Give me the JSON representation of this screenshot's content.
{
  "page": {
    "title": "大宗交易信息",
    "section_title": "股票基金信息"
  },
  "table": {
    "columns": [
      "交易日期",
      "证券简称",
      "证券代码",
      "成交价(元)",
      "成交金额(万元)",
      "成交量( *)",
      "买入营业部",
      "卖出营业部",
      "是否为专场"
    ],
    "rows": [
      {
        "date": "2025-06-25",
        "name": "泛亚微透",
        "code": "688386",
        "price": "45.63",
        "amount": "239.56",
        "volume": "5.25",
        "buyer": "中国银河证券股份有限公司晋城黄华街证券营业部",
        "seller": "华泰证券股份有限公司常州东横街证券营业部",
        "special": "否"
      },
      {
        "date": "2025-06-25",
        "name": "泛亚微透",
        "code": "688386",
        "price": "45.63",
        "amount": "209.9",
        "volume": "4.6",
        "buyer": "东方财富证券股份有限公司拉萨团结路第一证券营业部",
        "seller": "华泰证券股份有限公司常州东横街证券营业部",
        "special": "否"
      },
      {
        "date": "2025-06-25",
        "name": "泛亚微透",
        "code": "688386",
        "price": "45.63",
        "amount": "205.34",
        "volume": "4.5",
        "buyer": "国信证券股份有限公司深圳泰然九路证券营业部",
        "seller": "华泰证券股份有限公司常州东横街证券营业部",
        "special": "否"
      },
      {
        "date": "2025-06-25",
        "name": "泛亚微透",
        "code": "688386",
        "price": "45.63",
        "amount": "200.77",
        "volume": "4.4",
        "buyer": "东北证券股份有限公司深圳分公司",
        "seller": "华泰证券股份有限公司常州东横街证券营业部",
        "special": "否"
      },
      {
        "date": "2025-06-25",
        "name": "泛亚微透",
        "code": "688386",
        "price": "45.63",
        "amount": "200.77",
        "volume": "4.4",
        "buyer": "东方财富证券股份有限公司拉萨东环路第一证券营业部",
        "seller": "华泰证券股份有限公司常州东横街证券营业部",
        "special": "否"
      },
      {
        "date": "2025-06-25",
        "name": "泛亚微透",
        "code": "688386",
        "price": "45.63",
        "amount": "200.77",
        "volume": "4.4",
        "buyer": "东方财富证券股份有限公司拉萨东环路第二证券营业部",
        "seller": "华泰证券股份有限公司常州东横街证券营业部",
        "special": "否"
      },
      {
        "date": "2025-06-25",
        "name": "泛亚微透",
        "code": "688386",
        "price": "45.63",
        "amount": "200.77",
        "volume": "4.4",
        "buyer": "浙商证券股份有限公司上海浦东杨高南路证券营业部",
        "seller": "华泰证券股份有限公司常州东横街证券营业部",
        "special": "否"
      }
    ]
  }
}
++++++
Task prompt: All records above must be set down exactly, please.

Solution to this problem:
Give me the JSON representation of this screenshot's content.
{
  "page": {
    "title": "大宗交易信息",
    "section_title": "股票基金信息"
  },
  "table": {
    "columns": [
      "交易日期",
      "证券简称",
      "证券代码",
      "成交价(元)",
      "成交金额(万元)",
      "成交量( *)",
      "买入营业部",
      "卖出营业部",
      "是否为专场"
    ],
    "rows": [
      {
        "date": "2025-06-25",
        "name": "泛亚微透",
        "code": "688386",
        "price": "45.63",
        "amount": "239.56",
        "volume": "5.25",
        "buyer": "中国银河证券股份有限公司晋城黄华街证券营业部",
        "seller": "华泰证券股份有限公司常州东横街证券营业部",
        "special": "否"
      },
      {
        "date": "2025-06-25",
        "name": "泛亚微透",
        "code": "688386",
        "price": "45.63",
        "amount": "209.9",
        "volume": "4.6",
        "buyer": "东方财富证券股份有限公司拉萨团结路第一证券营业部",
        "seller": "华泰证券股份有限公司常州东横街证券营业部",
        "special": "否"
      },
      {
        "date": "2025-06-25",
        "name": "泛亚微透",
        "code": "688386",
        "price": "45.63",
        "amount": "205.34",
        "volume": "4.5",
        "buyer": "国信证券股份有限公司深圳泰然九路证券营业部",
        "seller": "华泰证券股份有限公司常州东横街证券营业部",
        "special": "否"
      },
      {
        "date": "2025-06-25",
        "name": "泛亚微透",
        "code": "688386",
        "price": "45.63",
        "amount": "200.77",
        "volume": "4.4",
        "buyer": "东北证券股份有限公司深圳分公司",
        "seller": "华泰证券股份有限公司常州东横街证券营业部",
        "special": "否"
      },
      {
        "date": "2025-06-25",
        "name": "泛亚微透",
        "code": "688386",
        "price": "45.63",
        "amount": "200.77",
        "volume": "4.4",
        "buyer": "东方财富证券股份有限公司拉萨东环路第一证券营业部",
        "seller": "华泰证券股份有限公司常州东横街证券营业部",
        "special": "否"
      },
      {
        "date": "2025-06-25",
        "name": "泛亚微透",
        "code": "688386",
        "price": "45.63",
        "amount": "200.77",
        "volume": "4.4",
        "buyer": "东方财富证券股份有限公司拉萨东环路第二证券营业部",
        "seller": "华泰证券股份有限公司常州东横街证券营业部",
        "special": "否"
      },
      {
        "date": "2025-06-25",
        "name": "泛亚微透",
        "code": "688386",
        "price": "45.63",
        "amount": "200.77",
        "volume": "4.4",
        "buyer": "浙商证券股份有限公司上海浦东杨高南路证券营业部",
        "seller": "华泰证券股份有限公司常州东横街证券营业部",
        "special": "否"
      }
    ]
  }
}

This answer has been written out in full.